> RECORDS FOR THIS TASK
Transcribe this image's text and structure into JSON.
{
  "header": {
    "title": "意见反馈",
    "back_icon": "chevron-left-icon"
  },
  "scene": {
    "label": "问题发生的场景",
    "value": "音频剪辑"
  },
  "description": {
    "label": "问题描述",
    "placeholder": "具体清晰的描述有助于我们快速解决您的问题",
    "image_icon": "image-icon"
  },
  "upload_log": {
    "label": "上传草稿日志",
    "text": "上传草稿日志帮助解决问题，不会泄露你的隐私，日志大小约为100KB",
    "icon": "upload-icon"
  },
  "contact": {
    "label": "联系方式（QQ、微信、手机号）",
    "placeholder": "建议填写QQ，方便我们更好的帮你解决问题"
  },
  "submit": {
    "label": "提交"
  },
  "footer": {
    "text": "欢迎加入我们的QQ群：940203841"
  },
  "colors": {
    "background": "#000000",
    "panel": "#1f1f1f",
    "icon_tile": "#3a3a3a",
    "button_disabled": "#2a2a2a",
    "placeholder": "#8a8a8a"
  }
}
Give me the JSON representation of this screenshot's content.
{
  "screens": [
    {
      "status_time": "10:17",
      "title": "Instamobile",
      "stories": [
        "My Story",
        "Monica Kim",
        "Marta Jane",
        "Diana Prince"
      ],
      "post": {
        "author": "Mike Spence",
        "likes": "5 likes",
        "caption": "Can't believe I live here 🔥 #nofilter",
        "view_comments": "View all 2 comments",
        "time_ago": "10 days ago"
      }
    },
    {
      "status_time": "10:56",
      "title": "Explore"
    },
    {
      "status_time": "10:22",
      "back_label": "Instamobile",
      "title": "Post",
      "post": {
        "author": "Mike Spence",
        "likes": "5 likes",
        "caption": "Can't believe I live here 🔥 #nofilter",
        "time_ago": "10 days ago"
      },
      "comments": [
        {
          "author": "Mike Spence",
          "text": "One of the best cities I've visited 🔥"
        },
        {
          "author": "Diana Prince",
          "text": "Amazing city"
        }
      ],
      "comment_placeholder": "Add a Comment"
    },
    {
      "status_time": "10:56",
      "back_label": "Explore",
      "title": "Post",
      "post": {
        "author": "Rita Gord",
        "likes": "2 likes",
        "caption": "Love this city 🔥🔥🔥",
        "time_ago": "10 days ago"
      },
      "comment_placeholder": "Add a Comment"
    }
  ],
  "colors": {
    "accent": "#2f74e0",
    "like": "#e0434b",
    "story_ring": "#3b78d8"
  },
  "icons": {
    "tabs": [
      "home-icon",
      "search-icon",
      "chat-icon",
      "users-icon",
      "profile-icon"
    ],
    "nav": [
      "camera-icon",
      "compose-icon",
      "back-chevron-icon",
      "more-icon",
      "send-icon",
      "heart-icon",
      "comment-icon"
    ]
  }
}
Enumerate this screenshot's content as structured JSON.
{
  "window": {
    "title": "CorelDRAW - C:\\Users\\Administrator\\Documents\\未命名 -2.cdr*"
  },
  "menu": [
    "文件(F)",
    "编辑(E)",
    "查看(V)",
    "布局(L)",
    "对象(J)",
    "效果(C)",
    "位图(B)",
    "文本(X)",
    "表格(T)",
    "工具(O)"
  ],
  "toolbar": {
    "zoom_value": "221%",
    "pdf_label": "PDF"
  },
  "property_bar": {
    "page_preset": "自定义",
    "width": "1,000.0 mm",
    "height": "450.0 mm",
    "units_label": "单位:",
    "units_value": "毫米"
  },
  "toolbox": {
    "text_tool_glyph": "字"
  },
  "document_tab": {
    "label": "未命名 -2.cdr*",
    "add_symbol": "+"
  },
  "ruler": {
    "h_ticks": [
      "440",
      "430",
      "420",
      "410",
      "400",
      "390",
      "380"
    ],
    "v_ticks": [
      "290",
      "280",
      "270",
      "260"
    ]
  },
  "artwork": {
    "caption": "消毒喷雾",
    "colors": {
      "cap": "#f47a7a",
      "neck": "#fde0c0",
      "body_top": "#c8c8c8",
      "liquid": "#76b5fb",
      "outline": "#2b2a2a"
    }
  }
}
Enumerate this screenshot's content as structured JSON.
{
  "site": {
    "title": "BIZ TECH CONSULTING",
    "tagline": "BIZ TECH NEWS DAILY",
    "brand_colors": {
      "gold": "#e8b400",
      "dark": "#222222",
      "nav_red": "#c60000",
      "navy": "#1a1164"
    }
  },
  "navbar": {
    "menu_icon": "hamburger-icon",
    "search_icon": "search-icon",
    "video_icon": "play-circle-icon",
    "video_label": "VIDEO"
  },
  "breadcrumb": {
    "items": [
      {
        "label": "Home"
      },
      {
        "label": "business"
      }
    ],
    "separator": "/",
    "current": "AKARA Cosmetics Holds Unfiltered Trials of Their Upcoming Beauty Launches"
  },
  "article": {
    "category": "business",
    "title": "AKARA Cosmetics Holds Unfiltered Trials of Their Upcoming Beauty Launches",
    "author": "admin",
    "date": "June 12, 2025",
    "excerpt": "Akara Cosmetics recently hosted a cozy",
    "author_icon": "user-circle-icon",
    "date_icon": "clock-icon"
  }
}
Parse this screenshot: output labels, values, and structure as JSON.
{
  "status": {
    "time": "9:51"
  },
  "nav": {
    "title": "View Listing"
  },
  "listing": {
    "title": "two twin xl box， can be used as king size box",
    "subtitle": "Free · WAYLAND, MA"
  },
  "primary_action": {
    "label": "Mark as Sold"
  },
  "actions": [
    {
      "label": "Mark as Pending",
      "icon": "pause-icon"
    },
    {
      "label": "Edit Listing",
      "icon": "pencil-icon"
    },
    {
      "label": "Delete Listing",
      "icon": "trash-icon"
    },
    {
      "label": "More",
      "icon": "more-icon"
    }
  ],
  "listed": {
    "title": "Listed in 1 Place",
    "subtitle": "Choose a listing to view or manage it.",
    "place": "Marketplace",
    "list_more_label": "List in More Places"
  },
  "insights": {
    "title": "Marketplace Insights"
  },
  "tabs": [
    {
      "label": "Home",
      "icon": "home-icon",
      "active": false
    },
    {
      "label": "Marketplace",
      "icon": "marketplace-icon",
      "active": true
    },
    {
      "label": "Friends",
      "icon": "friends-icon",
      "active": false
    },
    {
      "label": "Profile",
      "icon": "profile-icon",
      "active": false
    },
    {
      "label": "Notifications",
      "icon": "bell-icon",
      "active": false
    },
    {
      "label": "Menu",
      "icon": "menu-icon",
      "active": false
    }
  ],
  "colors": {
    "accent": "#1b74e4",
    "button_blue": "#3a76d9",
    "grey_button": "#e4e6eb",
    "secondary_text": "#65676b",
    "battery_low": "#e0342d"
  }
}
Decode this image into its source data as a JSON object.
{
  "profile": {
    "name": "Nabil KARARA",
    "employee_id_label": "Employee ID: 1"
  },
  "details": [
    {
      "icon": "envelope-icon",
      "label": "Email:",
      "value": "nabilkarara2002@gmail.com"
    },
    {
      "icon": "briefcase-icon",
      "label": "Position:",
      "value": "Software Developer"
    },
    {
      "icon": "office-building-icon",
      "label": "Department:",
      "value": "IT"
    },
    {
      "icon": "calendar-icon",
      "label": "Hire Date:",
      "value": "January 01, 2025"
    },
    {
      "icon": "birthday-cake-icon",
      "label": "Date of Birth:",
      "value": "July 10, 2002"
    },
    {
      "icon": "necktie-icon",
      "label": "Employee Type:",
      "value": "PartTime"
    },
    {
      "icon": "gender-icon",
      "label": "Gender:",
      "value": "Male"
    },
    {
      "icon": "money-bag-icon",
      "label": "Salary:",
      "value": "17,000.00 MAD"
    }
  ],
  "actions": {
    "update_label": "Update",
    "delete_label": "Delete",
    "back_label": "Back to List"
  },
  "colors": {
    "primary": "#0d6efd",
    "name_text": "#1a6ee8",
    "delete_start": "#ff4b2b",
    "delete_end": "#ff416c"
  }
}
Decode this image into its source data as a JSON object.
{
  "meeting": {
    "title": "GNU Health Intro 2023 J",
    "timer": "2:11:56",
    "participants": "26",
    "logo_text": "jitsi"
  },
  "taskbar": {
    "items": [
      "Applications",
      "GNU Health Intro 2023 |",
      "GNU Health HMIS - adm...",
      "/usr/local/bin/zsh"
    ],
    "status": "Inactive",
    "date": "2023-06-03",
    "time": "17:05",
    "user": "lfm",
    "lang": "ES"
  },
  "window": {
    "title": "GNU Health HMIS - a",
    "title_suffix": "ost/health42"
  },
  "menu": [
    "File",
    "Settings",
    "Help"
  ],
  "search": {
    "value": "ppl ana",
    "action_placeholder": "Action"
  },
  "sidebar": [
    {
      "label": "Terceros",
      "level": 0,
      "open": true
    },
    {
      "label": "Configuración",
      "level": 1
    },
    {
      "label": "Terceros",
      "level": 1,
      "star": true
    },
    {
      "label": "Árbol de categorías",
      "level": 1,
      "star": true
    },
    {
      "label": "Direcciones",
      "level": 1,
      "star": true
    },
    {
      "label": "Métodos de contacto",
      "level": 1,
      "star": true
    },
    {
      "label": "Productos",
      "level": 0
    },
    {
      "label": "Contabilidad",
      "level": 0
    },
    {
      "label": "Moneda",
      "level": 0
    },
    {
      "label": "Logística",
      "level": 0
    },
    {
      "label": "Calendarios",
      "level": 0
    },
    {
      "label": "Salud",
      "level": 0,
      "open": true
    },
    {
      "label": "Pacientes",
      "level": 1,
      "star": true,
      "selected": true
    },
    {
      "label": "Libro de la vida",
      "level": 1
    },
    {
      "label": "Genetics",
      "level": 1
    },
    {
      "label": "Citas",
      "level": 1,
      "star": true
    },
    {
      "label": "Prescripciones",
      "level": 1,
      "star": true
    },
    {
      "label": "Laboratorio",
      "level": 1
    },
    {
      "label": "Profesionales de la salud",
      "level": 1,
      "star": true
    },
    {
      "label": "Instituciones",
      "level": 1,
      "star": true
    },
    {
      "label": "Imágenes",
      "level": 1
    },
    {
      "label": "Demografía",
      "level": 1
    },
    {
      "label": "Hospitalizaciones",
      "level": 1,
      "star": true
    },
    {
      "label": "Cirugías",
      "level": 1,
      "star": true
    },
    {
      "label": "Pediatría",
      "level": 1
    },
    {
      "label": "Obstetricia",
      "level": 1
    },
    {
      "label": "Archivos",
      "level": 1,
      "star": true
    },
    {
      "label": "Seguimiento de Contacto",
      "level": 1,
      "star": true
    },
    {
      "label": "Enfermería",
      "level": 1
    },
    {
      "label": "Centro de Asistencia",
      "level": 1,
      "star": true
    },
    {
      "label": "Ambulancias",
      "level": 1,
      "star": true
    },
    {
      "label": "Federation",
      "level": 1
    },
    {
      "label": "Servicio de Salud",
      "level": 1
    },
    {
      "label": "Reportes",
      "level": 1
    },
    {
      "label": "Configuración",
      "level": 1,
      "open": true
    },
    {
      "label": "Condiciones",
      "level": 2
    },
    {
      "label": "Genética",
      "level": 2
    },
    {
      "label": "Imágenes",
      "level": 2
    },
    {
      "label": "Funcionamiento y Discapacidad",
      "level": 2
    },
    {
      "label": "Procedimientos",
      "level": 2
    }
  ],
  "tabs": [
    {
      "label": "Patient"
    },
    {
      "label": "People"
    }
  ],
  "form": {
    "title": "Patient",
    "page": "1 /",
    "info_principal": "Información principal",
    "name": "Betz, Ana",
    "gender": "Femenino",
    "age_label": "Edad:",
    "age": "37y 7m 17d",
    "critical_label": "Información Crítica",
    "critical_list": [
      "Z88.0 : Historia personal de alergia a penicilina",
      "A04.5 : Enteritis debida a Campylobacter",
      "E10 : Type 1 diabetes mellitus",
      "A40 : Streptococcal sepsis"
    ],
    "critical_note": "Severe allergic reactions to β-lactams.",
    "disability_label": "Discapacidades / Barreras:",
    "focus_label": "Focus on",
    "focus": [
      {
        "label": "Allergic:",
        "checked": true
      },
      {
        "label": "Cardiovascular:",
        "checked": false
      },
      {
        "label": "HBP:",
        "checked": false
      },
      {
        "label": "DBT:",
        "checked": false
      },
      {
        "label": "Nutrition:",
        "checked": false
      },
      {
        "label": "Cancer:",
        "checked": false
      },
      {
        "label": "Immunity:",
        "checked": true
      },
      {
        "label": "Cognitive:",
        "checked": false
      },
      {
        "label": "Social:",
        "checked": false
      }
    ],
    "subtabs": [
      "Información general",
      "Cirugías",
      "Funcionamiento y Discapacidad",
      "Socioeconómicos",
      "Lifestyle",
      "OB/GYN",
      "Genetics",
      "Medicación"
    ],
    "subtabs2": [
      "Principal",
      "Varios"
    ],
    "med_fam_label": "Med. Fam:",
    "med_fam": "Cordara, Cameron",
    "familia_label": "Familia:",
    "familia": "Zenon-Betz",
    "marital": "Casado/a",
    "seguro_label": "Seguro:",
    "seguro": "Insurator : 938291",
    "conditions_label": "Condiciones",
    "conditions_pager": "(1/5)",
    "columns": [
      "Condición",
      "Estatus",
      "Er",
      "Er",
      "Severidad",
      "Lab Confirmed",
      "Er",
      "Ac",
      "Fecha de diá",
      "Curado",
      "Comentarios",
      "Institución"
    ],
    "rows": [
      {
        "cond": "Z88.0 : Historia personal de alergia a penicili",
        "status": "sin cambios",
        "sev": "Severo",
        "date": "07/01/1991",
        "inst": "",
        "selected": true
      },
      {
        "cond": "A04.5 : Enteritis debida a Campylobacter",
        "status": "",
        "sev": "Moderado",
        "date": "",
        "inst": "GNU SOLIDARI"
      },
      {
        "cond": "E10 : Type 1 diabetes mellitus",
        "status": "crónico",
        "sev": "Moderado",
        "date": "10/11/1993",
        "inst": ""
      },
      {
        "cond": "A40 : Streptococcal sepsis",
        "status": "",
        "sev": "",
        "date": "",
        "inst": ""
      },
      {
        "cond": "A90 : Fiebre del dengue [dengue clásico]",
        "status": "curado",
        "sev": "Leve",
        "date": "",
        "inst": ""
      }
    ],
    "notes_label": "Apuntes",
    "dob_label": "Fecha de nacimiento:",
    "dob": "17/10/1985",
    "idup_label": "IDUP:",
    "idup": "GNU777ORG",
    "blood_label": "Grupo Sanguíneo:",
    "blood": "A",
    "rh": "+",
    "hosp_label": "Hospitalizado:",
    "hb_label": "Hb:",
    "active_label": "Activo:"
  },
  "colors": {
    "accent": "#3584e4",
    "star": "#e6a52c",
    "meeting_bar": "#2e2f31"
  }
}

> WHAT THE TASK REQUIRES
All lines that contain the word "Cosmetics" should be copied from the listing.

> FINISHED TASK
    "current": "AKARA Cosmetics Holds Unfiltered Trials of Their Upcoming Beauty Launches"
    "title": "AKARA Cosmetics Holds Unfiltered Trials of Their Upcoming Beauty Launches",
    "excerpt": "Akara Cosmetics recently hosted a cozy",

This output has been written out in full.